## Excerpts from a dataset
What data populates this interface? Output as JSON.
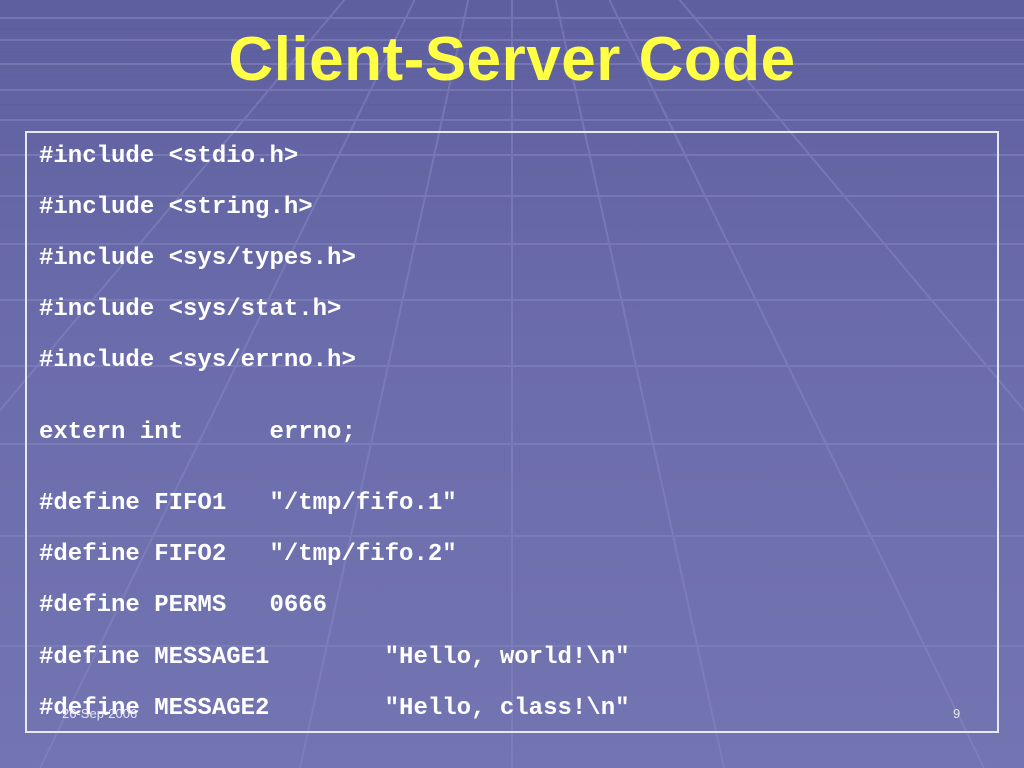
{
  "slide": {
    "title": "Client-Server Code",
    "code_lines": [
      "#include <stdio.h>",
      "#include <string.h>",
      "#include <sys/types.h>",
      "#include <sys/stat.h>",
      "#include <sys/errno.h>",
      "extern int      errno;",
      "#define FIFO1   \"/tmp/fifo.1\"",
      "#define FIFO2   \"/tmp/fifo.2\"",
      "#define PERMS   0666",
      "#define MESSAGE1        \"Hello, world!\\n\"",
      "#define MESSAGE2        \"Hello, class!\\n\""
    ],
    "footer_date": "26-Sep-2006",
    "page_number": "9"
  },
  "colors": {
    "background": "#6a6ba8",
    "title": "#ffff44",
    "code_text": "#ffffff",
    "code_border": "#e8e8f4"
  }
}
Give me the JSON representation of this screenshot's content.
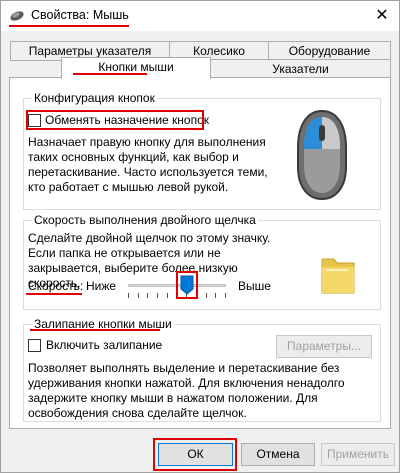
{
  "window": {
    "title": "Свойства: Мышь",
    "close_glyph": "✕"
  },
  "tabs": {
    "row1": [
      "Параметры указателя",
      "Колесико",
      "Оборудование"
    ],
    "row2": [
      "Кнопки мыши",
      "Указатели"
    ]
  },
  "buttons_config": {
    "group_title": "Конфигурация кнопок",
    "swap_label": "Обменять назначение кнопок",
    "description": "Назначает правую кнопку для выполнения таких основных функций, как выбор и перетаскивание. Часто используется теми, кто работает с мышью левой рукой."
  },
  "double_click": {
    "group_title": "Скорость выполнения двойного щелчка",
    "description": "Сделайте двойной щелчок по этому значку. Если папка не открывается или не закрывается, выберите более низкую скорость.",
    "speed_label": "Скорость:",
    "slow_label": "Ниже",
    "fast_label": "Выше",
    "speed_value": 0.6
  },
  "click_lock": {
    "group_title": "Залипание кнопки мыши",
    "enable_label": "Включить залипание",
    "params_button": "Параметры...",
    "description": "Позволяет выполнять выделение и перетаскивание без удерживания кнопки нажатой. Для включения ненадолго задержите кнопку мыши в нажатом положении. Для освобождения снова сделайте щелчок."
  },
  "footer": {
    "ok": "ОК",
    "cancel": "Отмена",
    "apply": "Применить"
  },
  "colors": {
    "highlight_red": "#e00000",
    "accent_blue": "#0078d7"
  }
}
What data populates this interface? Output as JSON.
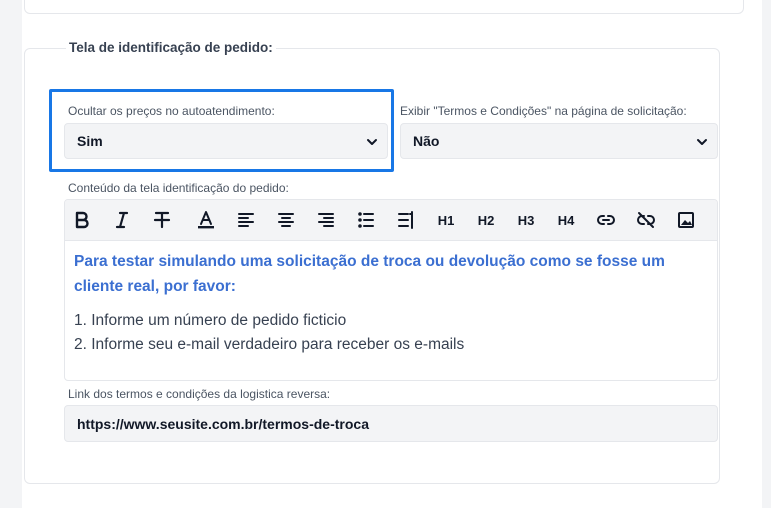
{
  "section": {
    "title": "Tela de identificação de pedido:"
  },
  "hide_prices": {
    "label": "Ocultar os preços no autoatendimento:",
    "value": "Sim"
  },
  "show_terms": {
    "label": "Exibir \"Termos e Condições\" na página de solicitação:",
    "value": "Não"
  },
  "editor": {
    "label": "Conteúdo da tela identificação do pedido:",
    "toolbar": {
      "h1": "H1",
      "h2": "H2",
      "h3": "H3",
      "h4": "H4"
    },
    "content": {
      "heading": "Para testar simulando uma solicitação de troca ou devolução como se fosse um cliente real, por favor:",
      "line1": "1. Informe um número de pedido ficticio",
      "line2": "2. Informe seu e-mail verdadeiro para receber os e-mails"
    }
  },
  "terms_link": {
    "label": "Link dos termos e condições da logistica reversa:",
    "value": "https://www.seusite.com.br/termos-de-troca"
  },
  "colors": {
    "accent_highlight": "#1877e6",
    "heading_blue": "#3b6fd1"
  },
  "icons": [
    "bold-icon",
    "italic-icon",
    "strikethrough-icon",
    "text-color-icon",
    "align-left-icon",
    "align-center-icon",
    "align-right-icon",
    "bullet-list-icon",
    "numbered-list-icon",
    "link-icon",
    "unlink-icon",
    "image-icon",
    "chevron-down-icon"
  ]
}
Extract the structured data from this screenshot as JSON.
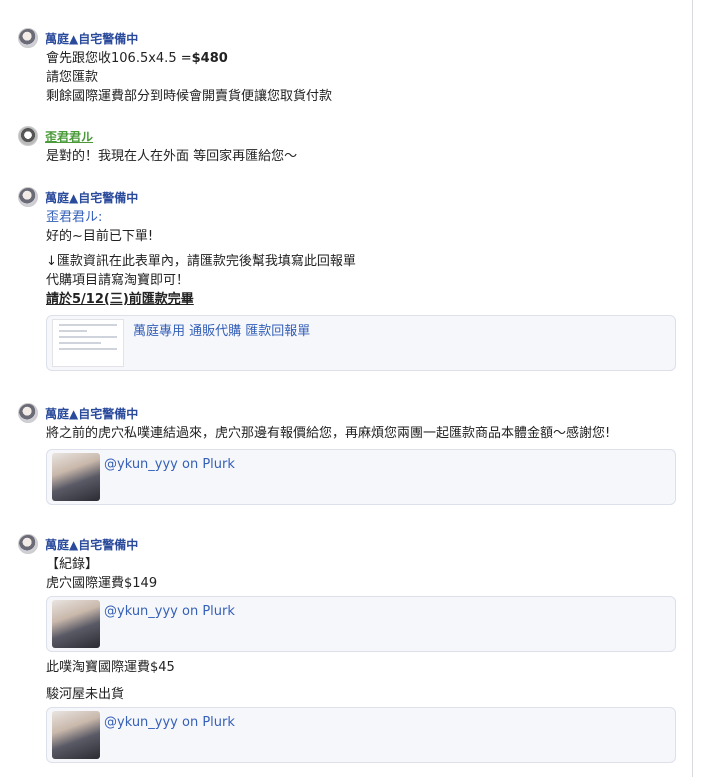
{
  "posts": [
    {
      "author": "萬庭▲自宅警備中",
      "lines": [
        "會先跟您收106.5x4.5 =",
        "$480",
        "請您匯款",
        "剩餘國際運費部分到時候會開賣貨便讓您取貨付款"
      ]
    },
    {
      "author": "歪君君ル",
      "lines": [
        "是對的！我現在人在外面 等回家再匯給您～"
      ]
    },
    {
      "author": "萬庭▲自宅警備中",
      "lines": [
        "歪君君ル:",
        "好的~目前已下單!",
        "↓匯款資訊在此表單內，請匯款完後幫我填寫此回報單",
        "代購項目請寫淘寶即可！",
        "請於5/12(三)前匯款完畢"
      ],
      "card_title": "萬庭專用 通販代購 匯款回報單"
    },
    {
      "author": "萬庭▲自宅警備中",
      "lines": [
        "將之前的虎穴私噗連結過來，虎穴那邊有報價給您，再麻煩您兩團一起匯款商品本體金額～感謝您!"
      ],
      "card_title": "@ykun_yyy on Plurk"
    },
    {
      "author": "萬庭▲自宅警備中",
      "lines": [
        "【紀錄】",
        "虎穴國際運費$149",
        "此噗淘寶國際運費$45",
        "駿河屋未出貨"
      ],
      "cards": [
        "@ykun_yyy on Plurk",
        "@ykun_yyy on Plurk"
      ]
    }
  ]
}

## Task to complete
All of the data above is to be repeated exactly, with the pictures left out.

## Your response
What data populates this interface? Output as JSON.
{
  "slide": {
    "title": "Client-Server Code",
    "code_lines": [
      "#include <stdio.h>",
      "#include <string.h>",
      "#include <sys/types.h>",
      "#include <sys/stat.h>",
      "#include <sys/errno.h>",
      "extern int      errno;",
      "#define FIFO1   \"/tmp/fifo.1\"",
      "#define FIFO2   \"/tmp/fifo.2\"",
      "#define PERMS   0666",
      "#define MESSAGE1        \"Hello, world!\\n\"",
      "#define MESSAGE2        \"Hello, class!\\n\""
    ],
    "footer_date": "26-Sep-2006",
    "page_number": "9"
  },
  "colors": {
    "background": "#6a6ba8",
    "title": "#ffff44",
    "code_text": "#ffffff",
    "code_border": "#e8e8f4"
  }
}
Give me the JSON representation of this screenshot's content.
{
  "window": {
    "title": "Свойства: Мышь",
    "close_glyph": "✕"
  },
  "tabs": {
    "row1": [
      "Параметры указателя",
      "Колесико",
      "Оборудование"
    ],
    "row2": [
      "Кнопки мыши",
      "Указатели"
    ]
  },
  "buttons_config": {
    "group_title": "Конфигурация кнопок",
    "swap_label": "Обменять назначение кнопок",
    "description": "Назначает правую кнопку для выполнения таких основных функций, как выбор и перетаскивание. Часто используется теми, кто работает с мышью левой рукой."
  },
  "double_click": {
    "group_title": "Скорость выполнения двойного щелчка",
    "description": "Сделайте двойной щелчок по этому значку. Если папка не открывается или не закрывается, выберите более низкую скорость.",
    "speed_label": "Скорость:",
    "slow_label": "Ниже",
    "fast_label": "Выше",
    "speed_value": 0.6
  },
  "click_lock": {
    "group_title": "Залипание кнопки мыши",
    "enable_label": "Включить залипание",
    "params_button": "Параметры...",
    "description": "Позволяет выполнять выделение и перетаскивание без удерживания кнопки нажатой. Для включения ненадолго задержите кнопку мыши в нажатом положении. Для освобождения снова сделайте щелчок."
  },
  "footer": {
    "ok": "ОК",
    "cancel": "Отмена",
    "apply": "Применить"
  },
  "colors": {
    "highlight_red": "#e00000",
    "accent_blue": "#0078d7"
  }
}
What data populates this interface? Output as JSON.
{
  "section": {
    "title": "Tela de identificação de pedido:"
  },
  "hide_prices": {
    "label": "Ocultar os preços no autoatendimento:",
    "value": "Sim"
  },
  "show_terms": {
    "label": "Exibir \"Termos e Condições\" na página de solicitação:",
    "value": "Não"
  },
  "editor": {
    "label": "Conteúdo da tela identificação do pedido:",
    "toolbar": {
      "h1": "H1",
      "h2": "H2",
      "h3": "H3",
      "h4": "H4"
    },
    "content": {
      "heading": "Para testar simulando uma solicitação de troca ou devolução como se fosse um cliente real, por favor:",
      "line1": "1. Informe um número de pedido ficticio",
      "line2": "2. Informe seu e-mail verdadeiro para receber os e-mails"
    }
  },
  "terms_link": {
    "label": "Link dos termos e condições da logistica reversa:",
    "value": "https://www.seusite.com.br/termos-de-troca"
  },
  "colors": {
    "accent_highlight": "#1877e6",
    "heading_blue": "#3b6fd1"
  },
  "icons": [
    "bold-icon",
    "italic-icon",
    "strikethrough-icon",
    "text-color-icon",
    "align-left-icon",
    "align-center-icon",
    "align-right-icon",
    "bullet-list-icon",
    "numbered-list-icon",
    "link-icon",
    "unlink-icon",
    "image-icon",
    "chevron-down-icon"
  ]
}
Extract the structured data from this screenshot as JSON.
{
  "posts": [
    {
      "author": "萬庭▲自宅警備中",
      "lines": [
        "會先跟您收106.5x4.5 =",
        "$480",
        "請您匯款",
        "剩餘國際運費部分到時候會開賣貨便讓您取貨付款"
      ]
    },
    {
      "author": "歪君君ル",
      "lines": [
        "是對的！我現在人在外面 等回家再匯給您～"
      ]
    },
    {
      "author": "萬庭▲自宅警備中",
      "lines": [
        "歪君君ル:",
        "好的~目前已下單!",
        "↓匯款資訊在此表單內，請匯款完後幫我填寫此回報單",
        "代購項目請寫淘寶即可！",
        "請於5/12(三)前匯款完畢"
      ],
      "card_title": "萬庭專用 通販代購 匯款回報單"
    },
    {
      "author": "萬庭▲自宅警備中",
      "lines": [
        "將之前的虎穴私噗連結過來，虎穴那邊有報價給您，再麻煩您兩團一起匯款商品本體金額～感謝您!"
      ],
      "card_title": "@ykun_yyy on Plurk"
    },
    {
      "author": "萬庭▲自宅警備中",
      "lines": [
        "【紀錄】",
        "虎穴國際運費$149",
        "此噗淘寶國際運費$45",
        "駿河屋未出貨"
      ],
      "cards": [
        "@ykun_yyy on Plurk",
        "@ykun_yyy on Plurk"
      ]
    }
  ]
}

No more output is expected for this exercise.